# Problem description:
Can you print the data exactly and leave out each image?

# Data shown:
——

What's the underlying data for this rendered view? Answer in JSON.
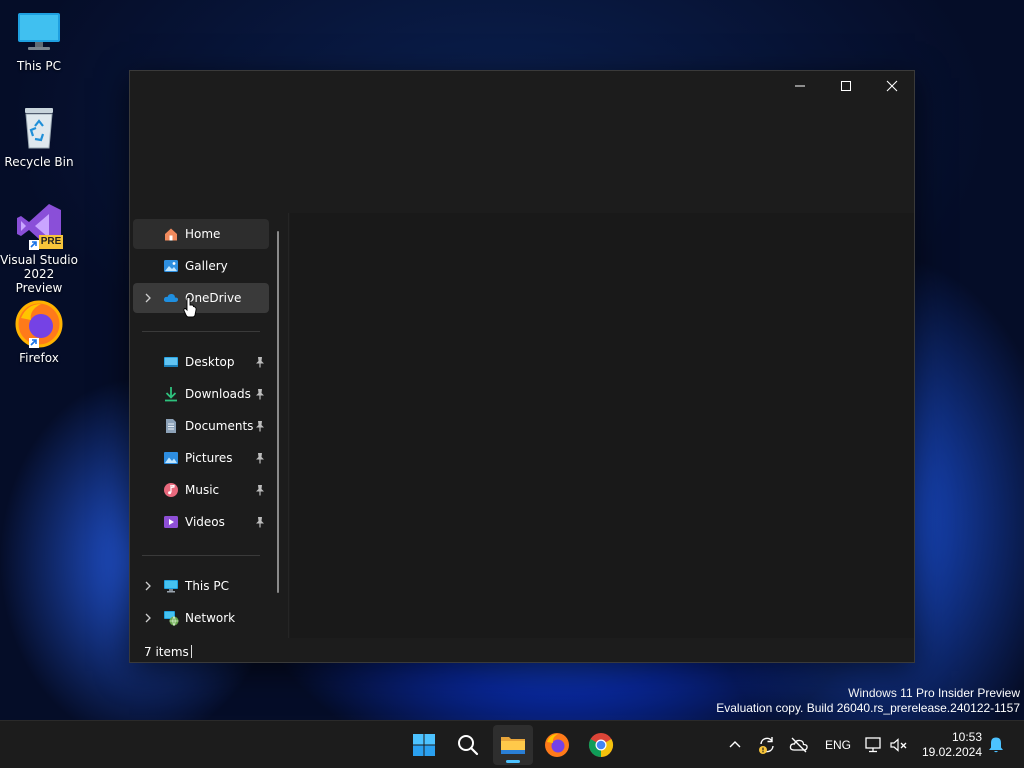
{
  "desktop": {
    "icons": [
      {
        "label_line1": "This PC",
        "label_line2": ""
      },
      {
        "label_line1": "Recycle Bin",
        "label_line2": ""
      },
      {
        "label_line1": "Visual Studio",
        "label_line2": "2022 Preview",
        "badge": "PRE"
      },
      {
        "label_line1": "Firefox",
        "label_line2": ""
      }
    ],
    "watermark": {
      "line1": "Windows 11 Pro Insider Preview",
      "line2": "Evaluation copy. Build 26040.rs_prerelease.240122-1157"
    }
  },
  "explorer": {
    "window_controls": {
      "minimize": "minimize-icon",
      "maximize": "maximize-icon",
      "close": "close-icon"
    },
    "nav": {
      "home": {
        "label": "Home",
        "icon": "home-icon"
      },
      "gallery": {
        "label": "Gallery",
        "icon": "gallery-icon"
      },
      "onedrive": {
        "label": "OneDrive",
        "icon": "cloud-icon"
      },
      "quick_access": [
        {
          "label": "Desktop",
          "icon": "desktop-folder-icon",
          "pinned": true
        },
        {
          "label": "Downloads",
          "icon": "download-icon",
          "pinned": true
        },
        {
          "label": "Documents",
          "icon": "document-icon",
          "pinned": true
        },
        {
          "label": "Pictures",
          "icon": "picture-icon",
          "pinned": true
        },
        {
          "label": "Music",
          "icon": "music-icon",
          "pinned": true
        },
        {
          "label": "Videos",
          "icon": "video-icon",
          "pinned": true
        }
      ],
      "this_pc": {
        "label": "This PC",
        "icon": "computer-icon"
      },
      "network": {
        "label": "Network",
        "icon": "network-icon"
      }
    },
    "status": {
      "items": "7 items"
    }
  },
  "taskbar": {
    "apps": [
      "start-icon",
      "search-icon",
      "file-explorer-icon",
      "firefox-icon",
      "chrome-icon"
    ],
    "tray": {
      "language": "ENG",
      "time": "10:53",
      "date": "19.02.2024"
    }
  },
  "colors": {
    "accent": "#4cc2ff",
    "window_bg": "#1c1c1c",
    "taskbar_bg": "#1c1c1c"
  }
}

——

# Reply:
What's the underlying data for this rendered view? Answer in JSON.
{
  "desktop": {
    "icons": [
      {
        "label_line1": "This PC",
        "label_line2": ""
      },
      {
        "label_line1": "Recycle Bin",
        "label_line2": ""
      },
      {
        "label_line1": "Visual Studio",
        "label_line2": "2022 Preview",
        "badge": "PRE"
      },
      {
        "label_line1": "Firefox",
        "label_line2": ""
      }
    ],
    "watermark": {
      "line1": "Windows 11 Pro Insider Preview",
      "line2": "Evaluation copy. Build 26040.rs_prerelease.240122-1157"
    }
  },
  "explorer": {
    "window_controls": {
      "minimize": "minimize-icon",
      "maximize": "maximize-icon",
      "close": "close-icon"
    },
    "nav": {
      "home": {
        "label": "Home",
        "icon": "home-icon"
      },
      "gallery": {
        "label": "Gallery",
        "icon": "gallery-icon"
      },
      "onedrive": {
        "label": "OneDrive",
        "icon": "cloud-icon"
      },
      "quick_access": [
        {
          "label": "Desktop",
          "icon": "desktop-folder-icon",
          "pinned": true
        },
        {
          "label": "Downloads",
          "icon": "download-icon",
          "pinned": true
        },
        {
          "label": "Documents",
          "icon": "document-icon",
          "pinned": true
        },
        {
          "label": "Pictures",
          "icon": "picture-icon",
          "pinned": true
        },
        {
          "label": "Music",
          "icon": "music-icon",
          "pinned": true
        },
        {
          "label": "Videos",
          "icon": "video-icon",
          "pinned": true
        }
      ],
      "this_pc": {
        "label": "This PC",
        "icon": "computer-icon"
      },
      "network": {
        "label": "Network",
        "icon": "network-icon"
      }
    },
    "status": {
      "items": "7 items"
    }
  },
  "taskbar": {
    "apps": [
      "start-icon",
      "search-icon",
      "file-explorer-icon",
      "firefox-icon",
      "chrome-icon"
    ],
    "tray": {
      "language": "ENG",
      "time": "10:53",
      "date": "19.02.2024"
    }
  },
  "colors": {
    "accent": "#4cc2ff",
    "window_bg": "#1c1c1c",
    "taskbar_bg": "#1c1c1c"
  }
}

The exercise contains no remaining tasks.